**** Information shown

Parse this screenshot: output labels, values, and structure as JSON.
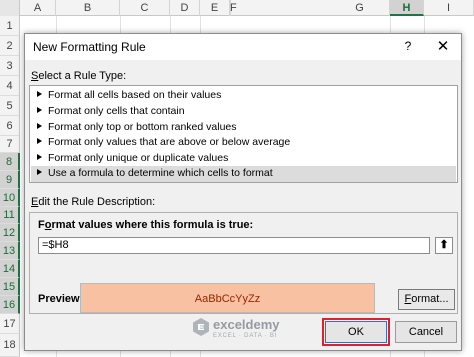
{
  "spreadsheet": {
    "columns": [
      "A",
      "B",
      "C",
      "D",
      "E",
      "F",
      "G",
      "H",
      "I"
    ],
    "selected_column": "H",
    "rows": [
      "1",
      "2",
      "3",
      "4",
      "5",
      "6",
      "7",
      "8",
      "9",
      "10",
      "11",
      "12",
      "13",
      "14",
      "15",
      "16",
      "17",
      "18"
    ],
    "selected_rows": [
      "8",
      "9",
      "10",
      "11",
      "12",
      "13",
      "14",
      "15",
      "16"
    ]
  },
  "dialog": {
    "title": "New Formatting Rule",
    "help_glyph": "?",
    "close_glyph": "✕",
    "select_type_label_prefix": "S",
    "select_type_label_rest": "elect a Rule Type:",
    "rule_types": [
      "Format all cells based on their values",
      "Format only cells that contain",
      "Format only top or bottom ranked values",
      "Format only values that are above or below average",
      "Format only unique or duplicate values",
      "Use a formula to determine which cells to format"
    ],
    "selected_rule_index": 5,
    "edit_desc_label_prefix": "E",
    "edit_desc_label_rest": "dit the Rule Description:",
    "formula_label_prefix": "F",
    "formula_label_middle": "o",
    "formula_label_rest": "rmat values where this formula is true:",
    "formula_value": "=$H8",
    "collapse_glyph": "⬆",
    "preview_label": "Preview:",
    "preview_text": "AaBbCcYyZz",
    "format_button_prefix": "F",
    "format_button_rest": "ormat...",
    "ok_label": "OK",
    "cancel_label": "Cancel"
  },
  "watermark": {
    "name": "exceldemy",
    "tagline": "EXCEL · DATA · BI"
  },
  "colors": {
    "preview_fill": "#f8c1a1",
    "preview_text": "#9b2500",
    "selection_green": "#217346",
    "ok_highlight": "#e0202b"
  }
}
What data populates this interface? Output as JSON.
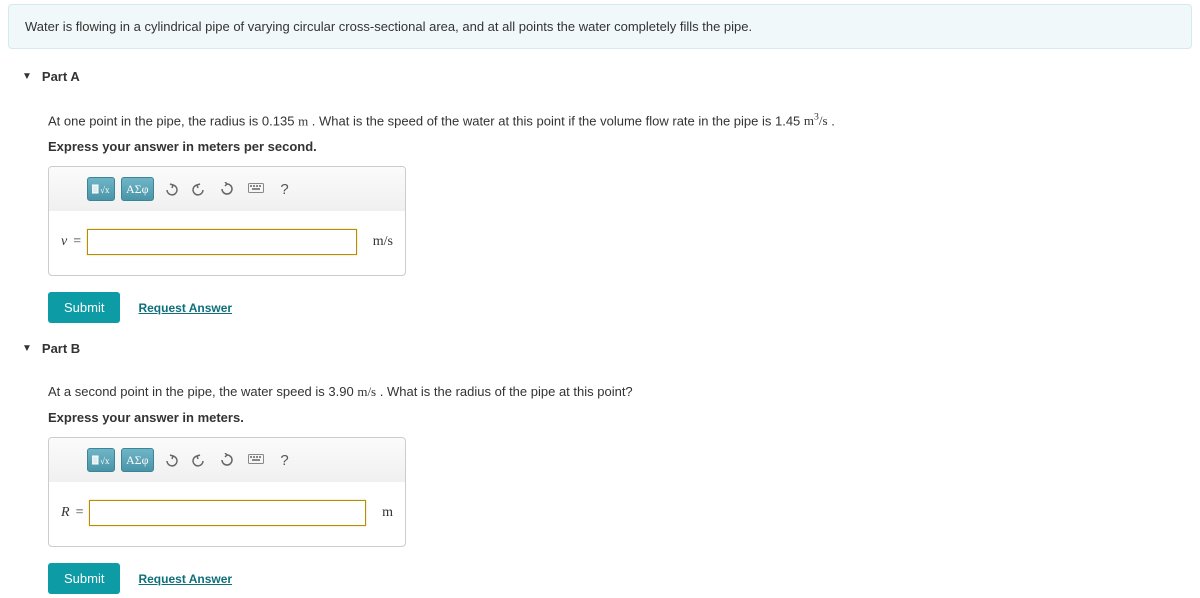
{
  "intro": "Water is flowing in a cylindrical pipe of varying circular cross-sectional area, and at all points the water completely fills the pipe.",
  "partA": {
    "title": "Part A",
    "q_pre": "At one point in the pipe, the radius is 0.135 ",
    "q_unit1": "m",
    "q_mid": " . What is the speed of the water at this point if the volume flow rate in the pipe is 1.45 ",
    "q_unit2_base": "m",
    "q_unit2_exp": "3",
    "q_unit2_per": "/s",
    "q_post": " .",
    "instruction": "Express your answer in meters per second.",
    "var": "v",
    "eq": "=",
    "units": "m/s",
    "submit": "Submit",
    "request": "Request Answer"
  },
  "partB": {
    "title": "Part B",
    "q_pre": "At a second point in the pipe, the water speed is 3.90 ",
    "q_unit1": "m/s",
    "q_post": " . What is the radius of the pipe at this point?",
    "instruction": "Express your answer in meters.",
    "var": "R",
    "eq": "=",
    "units": "m",
    "submit": "Submit",
    "request": "Request Answer"
  },
  "toolbar": {
    "sqrt": "x√x",
    "greek": "ΑΣφ",
    "help": "?"
  }
}
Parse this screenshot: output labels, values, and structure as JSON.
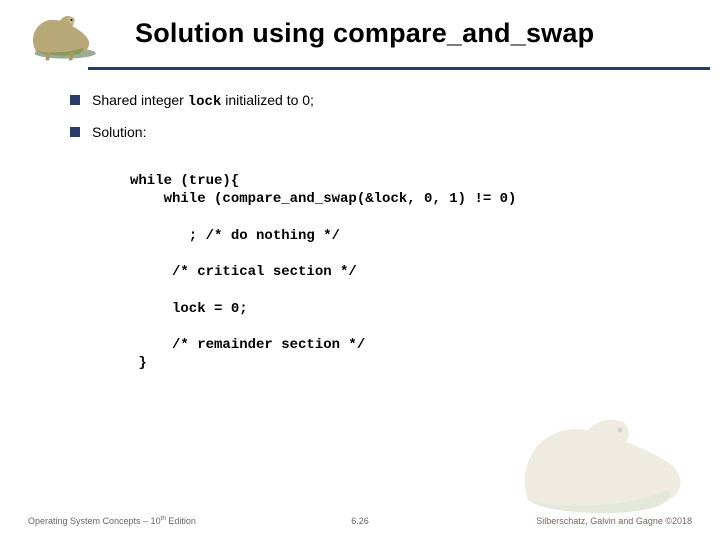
{
  "header": {
    "title": "Solution using compare_and_swap"
  },
  "bullets": {
    "b1_pre": "Shared integer ",
    "b1_code": "lock",
    "b1_post": " initialized to 0;",
    "b2": "Solution:"
  },
  "code": {
    "l1": "while (true){",
    "l2": "    while (compare_and_swap(&lock, 0, 1) != 0)",
    "l3": "       ; /* do nothing */",
    "l4": "     /* critical section */",
    "l5": "     lock = 0;",
    "l6": "     /* remainder section */",
    "l7": " }"
  },
  "footer": {
    "left_pre": "Operating System Concepts – 10",
    "left_sup": "th",
    "left_post": " Edition",
    "center": "6.26",
    "right": "Silberschatz, Galvin and Gagne ©2018"
  }
}
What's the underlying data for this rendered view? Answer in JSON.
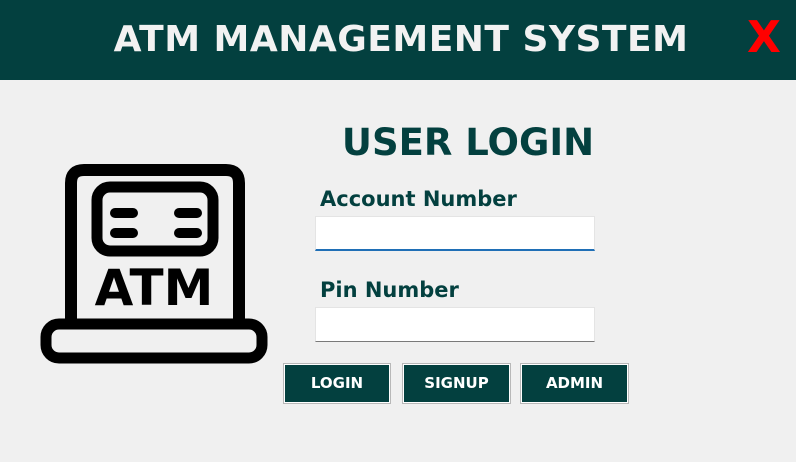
{
  "header": {
    "title": "ATM MANAGEMENT SYSTEM",
    "close_label": "X",
    "background": "#03403f",
    "close_color": "#ff0000"
  },
  "icon": {
    "name": "atm-machine-icon",
    "label": "ATM"
  },
  "form": {
    "title": "USER LOGIN",
    "account_label": "Account Number",
    "account_value": "",
    "pin_label": "Pin Number",
    "pin_value": ""
  },
  "buttons": {
    "login": "LOGIN",
    "signup": "SIGNUP",
    "admin": "ADMIN"
  },
  "colors": {
    "accent": "#03403f",
    "background": "#f0f0f0",
    "focus_underline": "#1f6fb6"
  }
}
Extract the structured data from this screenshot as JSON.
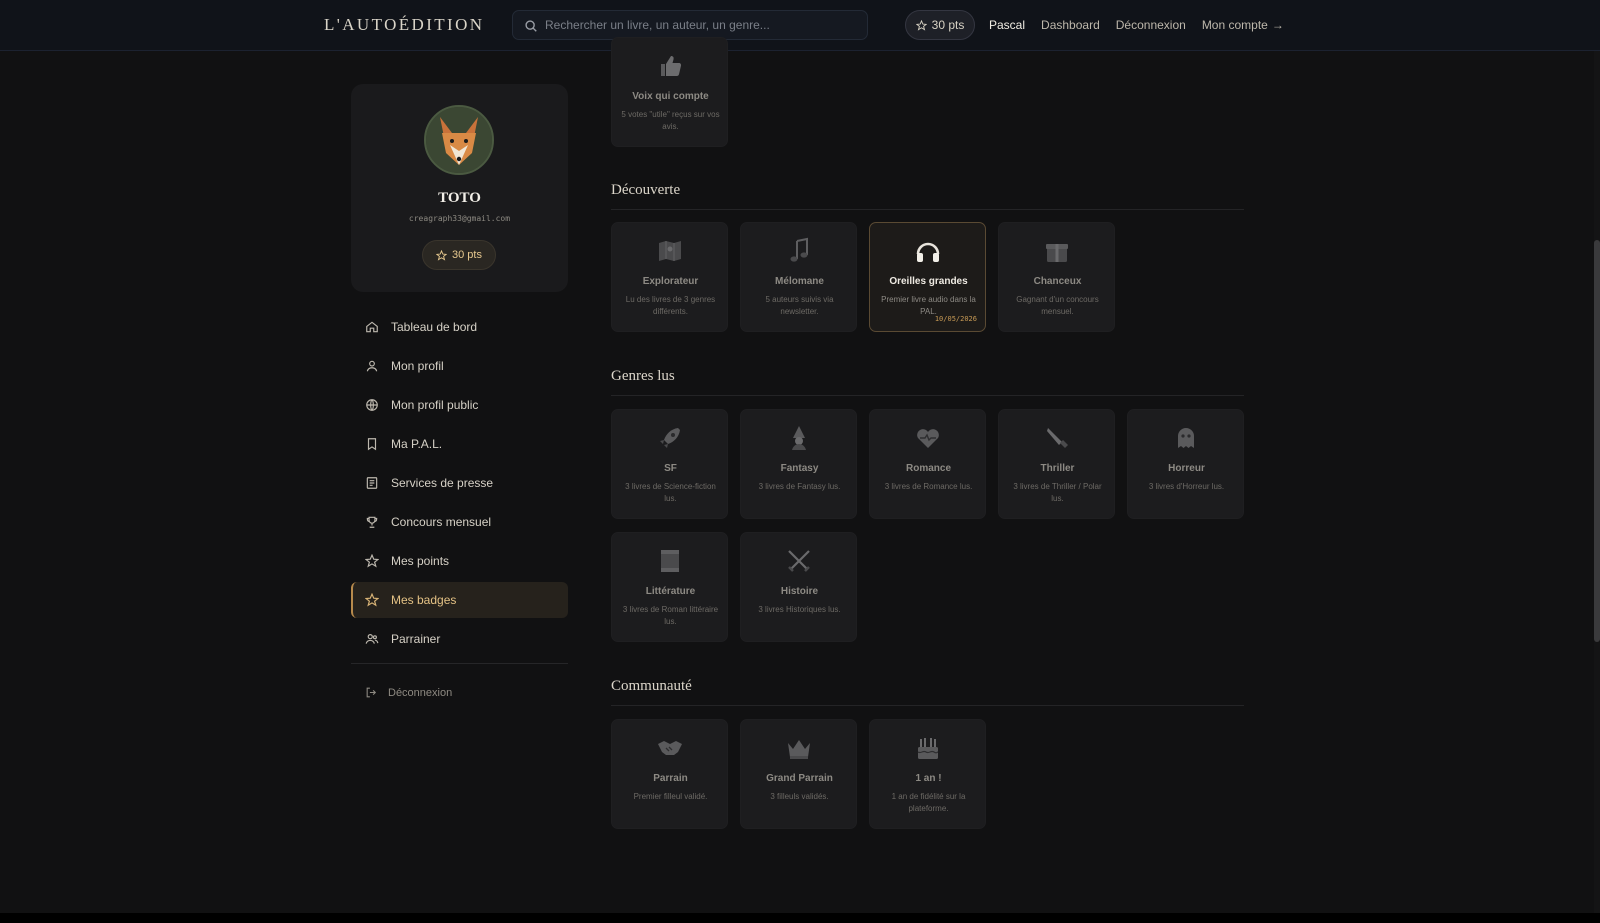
{
  "header": {
    "logo": "L'AUTOÉDITION",
    "search_placeholder": "Rechercher un livre, un auteur, un genre...",
    "points": "30 pts",
    "links": {
      "user": "Pascal",
      "dashboard": "Dashboard",
      "logout": "Déconnexion",
      "account": "Mon compte",
      "account_arrow": "→"
    }
  },
  "profile": {
    "name": "TOTO",
    "email": "creagraph33@gmail.com",
    "points": "30 pts"
  },
  "sidebar": {
    "items": [
      {
        "label": "Tableau de bord",
        "icon": "home-icon"
      },
      {
        "label": "Mon profil",
        "icon": "user-icon"
      },
      {
        "label": "Mon profil public",
        "icon": "globe-icon"
      },
      {
        "label": "Ma P.A.L.",
        "icon": "bookmark-icon"
      },
      {
        "label": "Services de presse",
        "icon": "newspaper-icon"
      },
      {
        "label": "Concours mensuel",
        "icon": "trophy-icon"
      },
      {
        "label": "Mes points",
        "icon": "star-icon"
      },
      {
        "label": "Mes badges",
        "icon": "star-icon",
        "active": true
      },
      {
        "label": "Parrainer",
        "icon": "users-icon"
      }
    ],
    "logout": "Déconnexion"
  },
  "colors": {
    "accent": "#d4a65e",
    "background": "#111112",
    "card": "#1c1c1e"
  },
  "top_badge": {
    "name": "Voix qui compte",
    "desc": "5 votes \"utile\" reçus sur vos avis."
  },
  "sections": {
    "decouverte": {
      "title": "Découverte",
      "badges": [
        {
          "name": "Explorateur",
          "desc": "Lu des livres de 3 genres différents."
        },
        {
          "name": "Mélomane",
          "desc": "5 auteurs suivis via newsletter."
        },
        {
          "name": "Oreilles grandes",
          "desc": "Premier livre audio dans la PAL.",
          "date": "10/05/2026",
          "earned": true
        },
        {
          "name": "Chanceux",
          "desc": "Gagnant d'un concours mensuel."
        }
      ]
    },
    "genres": {
      "title": "Genres lus",
      "badges": [
        {
          "name": "SF",
          "desc": "3 livres de Science-fiction lus."
        },
        {
          "name": "Fantasy",
          "desc": "3 livres de Fantasy lus."
        },
        {
          "name": "Romance",
          "desc": "3 livres de Romance lus."
        },
        {
          "name": "Thriller",
          "desc": "3 livres de Thriller / Polar lus."
        },
        {
          "name": "Horreur",
          "desc": "3 livres d'Horreur lus."
        },
        {
          "name": "Littérature",
          "desc": "3 livres de Roman littéraire lus."
        },
        {
          "name": "Histoire",
          "desc": "3 livres Historiques lus."
        }
      ]
    },
    "communaute": {
      "title": "Communauté",
      "badges": [
        {
          "name": "Parrain",
          "desc": "Premier filleul validé."
        },
        {
          "name": "Grand Parrain",
          "desc": "3 filleuls validés."
        },
        {
          "name": "1 an !",
          "desc": "1 an de fidélité sur la plateforme."
        }
      ]
    }
  }
}
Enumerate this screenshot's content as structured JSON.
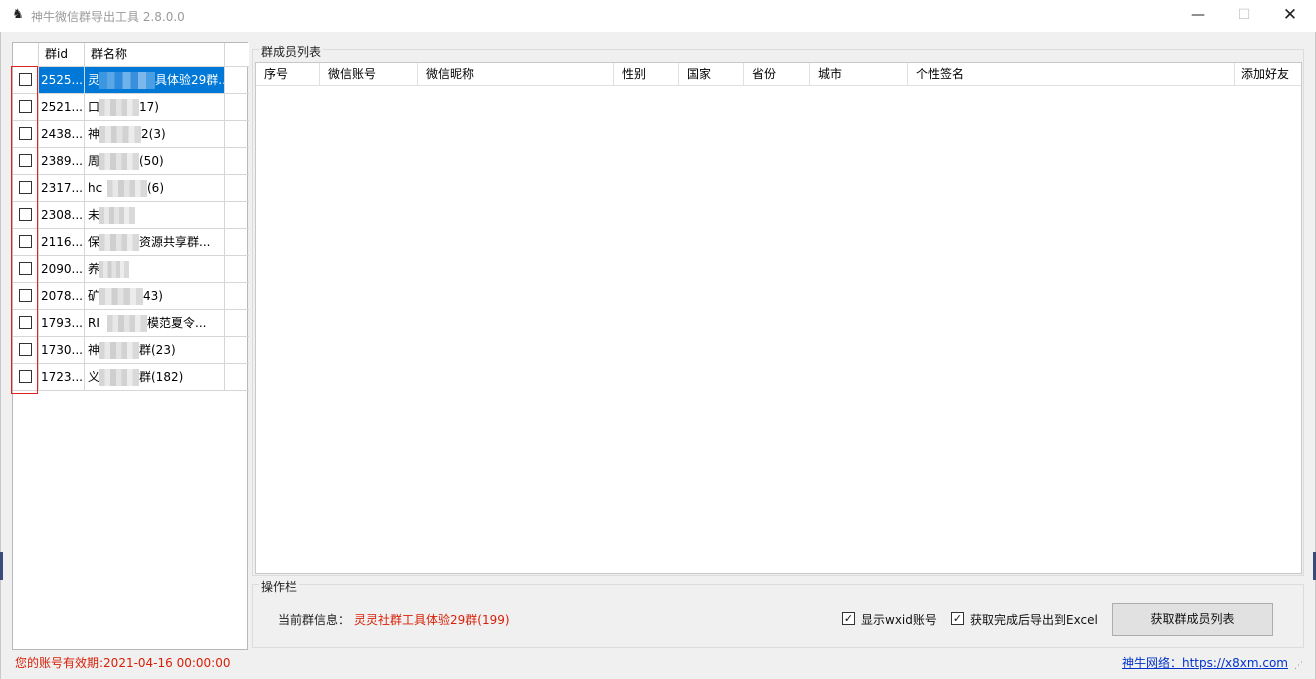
{
  "window": {
    "title": "神牛微信群导出工具 2.8.0.0",
    "minimize": "—",
    "maximize": "☐",
    "close": "✕"
  },
  "group_list": {
    "columns": [
      "群id",
      "群名称"
    ],
    "rows": [
      {
        "id": "2525...",
        "name_visible": "灵",
        "name_tail": "具体验29群...",
        "selected": true,
        "checked": false
      },
      {
        "id": "2521...",
        "name_visible": "口",
        "name_tail": "17)",
        "selected": false,
        "checked": false
      },
      {
        "id": "2438...",
        "name_visible": "神",
        "name_tail": "2(3)",
        "selected": false,
        "checked": false
      },
      {
        "id": "2389...",
        "name_visible": "周",
        "name_tail": "(50)",
        "selected": false,
        "checked": false
      },
      {
        "id": "2317...",
        "name_visible": "hc",
        "name_tail": "(6)",
        "selected": false,
        "checked": false
      },
      {
        "id": "2308...",
        "name_visible": "未",
        "name_tail": "",
        "selected": false,
        "checked": false
      },
      {
        "id": "2116...",
        "name_visible": "保",
        "name_tail": "资源共享群...",
        "selected": false,
        "checked": false
      },
      {
        "id": "2090...",
        "name_visible": "养",
        "name_tail": "",
        "selected": false,
        "checked": false
      },
      {
        "id": "2078...",
        "name_visible": "矿",
        "name_tail": "43)",
        "selected": false,
        "checked": false
      },
      {
        "id": "1793...",
        "name_visible": "RI",
        "name_tail": "模范夏令...",
        "selected": false,
        "checked": false
      },
      {
        "id": "1730...",
        "name_visible": "神",
        "name_tail": "群(23)",
        "selected": false,
        "checked": false
      },
      {
        "id": "1723...",
        "name_visible": "义",
        "name_tail": "群(182)",
        "selected": false,
        "checked": false
      }
    ]
  },
  "members": {
    "group_title": "群成员列表",
    "columns": [
      "序号",
      "微信账号",
      "微信昵称",
      "性别",
      "国家",
      "省份",
      "城市",
      "个性签名",
      "添加好友"
    ],
    "rows": []
  },
  "operations": {
    "group_title": "操作栏",
    "current_group_label": "当前群信息：",
    "current_group_value": "灵灵社群工具体验29群(199)",
    "show_wxid_label": "显示wxid账号",
    "show_wxid_checked": true,
    "export_excel_label": "获取完成后导出到Excel",
    "export_excel_checked": true,
    "fetch_button": "获取群成员列表"
  },
  "status": {
    "expiry": "您的账号有效期:2021-04-16 00:00:00",
    "link": "神牛网络：https://x8xm.com"
  },
  "icons": {
    "app": "bull-icon",
    "resize": "resize-grip-icon"
  },
  "colors": {
    "selection": "#0078d7",
    "alert_red": "#d81e06",
    "link_blue": "#0033cc"
  }
}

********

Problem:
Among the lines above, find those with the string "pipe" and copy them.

Result for this task:
  "intro": "Water is flowing in a cylindrical pipe of varying circular cross-sectional area, and at all points the water completely fills the pipe.",
    "q_pre": "At one point in the pipe, the radius is 0.135 ",
    "q_mid": " . What is the speed of the water at this point if the volume flow rate in the pipe is 1.45 ",
    "q_pre": "At a second point in the pipe, the water speed is 3.90 ",
    "q_post": " . What is the radius of the pipe at this point?",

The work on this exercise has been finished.